Keep a bucket handy: a pro-Green Herald editorial

Apparently the Greens are the most coherent coalition partner.? Thought I’d ease you into this piece:

They seem more than happy, understandably for a party that has waited 21 years in Parliament for a slice of some power. It has quietly secured some modest policy by agreement with governments of Labour and National during that time, but now it is in a position to make some much more far-reaching change to New Zealand’s environment, economy and lifestyle.

Indeed, when Labour’s agreements with both its partners were published this week, it was the Greens’ deal that offered a more coherent, focused, forward-looking prospectus. Its guiding target is a “net zero emissions economy by 2050”. Labour has agreed to legislate a Zero Carbon Act and establish a standing Climate Commission to monitor progress on reducing all greenhouse emissions from New Zealand, including from agriculture.

The commission’s influence could soon be noticed in our power bills, transport choices, farming and urban planning. By 2035, all our electricity may be generated by hydro, geothermal heat and other renewable sources. Immediately, solar panels for schools are to be investigated. More money from the national land transport fund, raised from road taxes, is to be diverted to railways for cities and regions, and for cycling and walking tracks.

Already a scheduled Auckland east-west motorway link has been put on hold and work is to proceed on light rail from the city centre to the airport down Dominion Rd. This seems most impractical when existing railway could more easily have a short connection to the airport and trains seem more suitable for travellers with baggage.

The Greens will need to defend their programme in keen debates over the next three years, not least in farming communities that will not just see livestock emissions tackled but government support for irrigation will be wound down in the drive to clean up rivers. Labour will probably be happy to let the Greens take the lead in these debates, and the blame if public opinion is not persuaded. The Greens can also expect the credit if they prove popular.

Smaller parties in government have found it difficult to get credit so far, that may be the reason so few have survived. A striking feature of the latest agreements is Labour’s undertaking to help its partners receive recognition for their policies. The new Prime Minister already impresses as an inclusive personality who may not fail to acknowledge contributions of her political partners at every opportunity.

In a sense she owes her position to the Greens as much as to NZ First. Were it not for Metiria Turei’s admissions taking votes from Labour initially, Labour would not have changed its leader and the election result could have been quite different.
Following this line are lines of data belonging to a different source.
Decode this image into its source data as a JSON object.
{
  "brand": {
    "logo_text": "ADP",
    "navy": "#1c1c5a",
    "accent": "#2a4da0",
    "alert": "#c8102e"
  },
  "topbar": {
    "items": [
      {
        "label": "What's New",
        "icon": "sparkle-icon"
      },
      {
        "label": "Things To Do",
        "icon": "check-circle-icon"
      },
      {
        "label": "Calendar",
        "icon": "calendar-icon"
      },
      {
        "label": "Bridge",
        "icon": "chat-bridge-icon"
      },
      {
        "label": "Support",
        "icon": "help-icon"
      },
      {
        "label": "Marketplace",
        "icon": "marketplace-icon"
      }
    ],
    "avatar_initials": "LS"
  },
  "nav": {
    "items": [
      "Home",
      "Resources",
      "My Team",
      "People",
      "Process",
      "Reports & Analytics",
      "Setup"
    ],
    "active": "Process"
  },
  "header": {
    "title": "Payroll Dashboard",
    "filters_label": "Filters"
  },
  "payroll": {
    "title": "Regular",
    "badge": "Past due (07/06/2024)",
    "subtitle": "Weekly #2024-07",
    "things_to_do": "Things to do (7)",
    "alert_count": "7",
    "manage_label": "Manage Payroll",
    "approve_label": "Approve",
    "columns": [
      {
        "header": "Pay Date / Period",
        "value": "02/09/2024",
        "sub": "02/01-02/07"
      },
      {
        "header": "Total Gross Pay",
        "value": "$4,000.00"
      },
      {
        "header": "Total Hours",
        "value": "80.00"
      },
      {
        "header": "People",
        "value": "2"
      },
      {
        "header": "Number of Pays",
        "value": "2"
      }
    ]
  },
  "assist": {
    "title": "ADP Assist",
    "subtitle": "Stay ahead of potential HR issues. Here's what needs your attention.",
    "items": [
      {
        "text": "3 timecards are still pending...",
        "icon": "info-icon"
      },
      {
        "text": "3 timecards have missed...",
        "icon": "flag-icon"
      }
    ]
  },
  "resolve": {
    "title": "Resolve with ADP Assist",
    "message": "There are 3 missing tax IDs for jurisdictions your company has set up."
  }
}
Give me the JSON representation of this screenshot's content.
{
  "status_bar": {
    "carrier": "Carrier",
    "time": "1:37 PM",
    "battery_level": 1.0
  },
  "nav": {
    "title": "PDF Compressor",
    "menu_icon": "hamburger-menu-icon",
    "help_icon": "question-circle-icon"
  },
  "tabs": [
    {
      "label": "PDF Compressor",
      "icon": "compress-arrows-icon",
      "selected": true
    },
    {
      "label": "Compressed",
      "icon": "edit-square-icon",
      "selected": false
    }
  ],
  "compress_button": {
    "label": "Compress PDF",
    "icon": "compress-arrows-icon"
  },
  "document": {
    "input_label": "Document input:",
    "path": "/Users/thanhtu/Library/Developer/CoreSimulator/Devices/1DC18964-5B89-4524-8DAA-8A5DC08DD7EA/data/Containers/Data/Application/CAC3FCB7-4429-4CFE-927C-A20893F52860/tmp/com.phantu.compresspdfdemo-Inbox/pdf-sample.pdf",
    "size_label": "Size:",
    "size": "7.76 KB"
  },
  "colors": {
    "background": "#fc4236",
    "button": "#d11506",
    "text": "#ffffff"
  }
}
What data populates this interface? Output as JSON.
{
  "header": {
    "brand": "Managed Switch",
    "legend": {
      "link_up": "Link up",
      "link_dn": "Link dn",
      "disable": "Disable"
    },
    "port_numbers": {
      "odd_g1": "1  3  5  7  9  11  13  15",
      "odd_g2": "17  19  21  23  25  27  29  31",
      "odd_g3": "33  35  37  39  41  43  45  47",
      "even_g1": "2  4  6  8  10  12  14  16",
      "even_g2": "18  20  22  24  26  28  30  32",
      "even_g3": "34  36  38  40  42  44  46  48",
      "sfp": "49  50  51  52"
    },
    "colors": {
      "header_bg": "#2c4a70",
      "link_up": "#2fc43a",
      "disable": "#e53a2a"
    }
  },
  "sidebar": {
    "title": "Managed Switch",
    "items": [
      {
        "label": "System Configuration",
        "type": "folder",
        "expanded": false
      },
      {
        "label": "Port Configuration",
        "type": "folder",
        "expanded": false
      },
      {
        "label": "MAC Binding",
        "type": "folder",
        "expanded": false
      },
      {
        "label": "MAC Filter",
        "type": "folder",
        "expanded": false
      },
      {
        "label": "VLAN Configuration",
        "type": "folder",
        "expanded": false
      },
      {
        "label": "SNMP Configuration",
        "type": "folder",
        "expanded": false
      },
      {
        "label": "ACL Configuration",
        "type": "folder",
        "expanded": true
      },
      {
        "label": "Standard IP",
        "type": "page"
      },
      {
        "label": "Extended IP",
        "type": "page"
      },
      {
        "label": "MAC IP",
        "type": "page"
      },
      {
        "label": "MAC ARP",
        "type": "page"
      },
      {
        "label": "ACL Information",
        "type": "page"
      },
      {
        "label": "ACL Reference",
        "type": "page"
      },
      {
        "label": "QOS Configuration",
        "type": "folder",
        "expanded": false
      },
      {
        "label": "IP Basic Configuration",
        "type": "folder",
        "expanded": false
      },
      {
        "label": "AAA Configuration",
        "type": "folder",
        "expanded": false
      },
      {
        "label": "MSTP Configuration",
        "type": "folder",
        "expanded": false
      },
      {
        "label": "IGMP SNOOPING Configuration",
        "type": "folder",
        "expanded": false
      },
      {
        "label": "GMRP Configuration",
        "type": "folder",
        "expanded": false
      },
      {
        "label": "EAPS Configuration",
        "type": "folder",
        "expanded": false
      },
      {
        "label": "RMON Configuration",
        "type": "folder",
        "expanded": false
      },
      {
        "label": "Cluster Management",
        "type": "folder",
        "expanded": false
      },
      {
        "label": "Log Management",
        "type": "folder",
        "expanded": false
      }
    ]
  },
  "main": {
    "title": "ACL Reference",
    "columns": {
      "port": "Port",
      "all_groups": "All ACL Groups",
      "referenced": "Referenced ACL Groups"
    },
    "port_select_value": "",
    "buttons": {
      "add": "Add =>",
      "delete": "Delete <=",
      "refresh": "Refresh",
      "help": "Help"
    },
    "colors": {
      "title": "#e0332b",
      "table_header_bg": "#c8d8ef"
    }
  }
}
But here they are, and the Greens look set to make their mark at last.

The Greens will be fine.? They got all the feel-good stuff where they can’t really fail.? The only thing they need to do is say they don’t get enough money to do a proper job.

If they are smart, they will not use this opportunity to try to change the world.? Especially when it comes to stealing more roads and turning it into pointless light rail.? Much better to stick to fluffy dolphins and cute powelliphanta.

I suspect the Greens? totally over-inflated egos will get in the way at some stage, and they will take a stand “on principle” thinking that’s the way things work.? ?In politics, taking an immovable position before you have had all the negotiations is naive and counter-productive.



– NZ Herald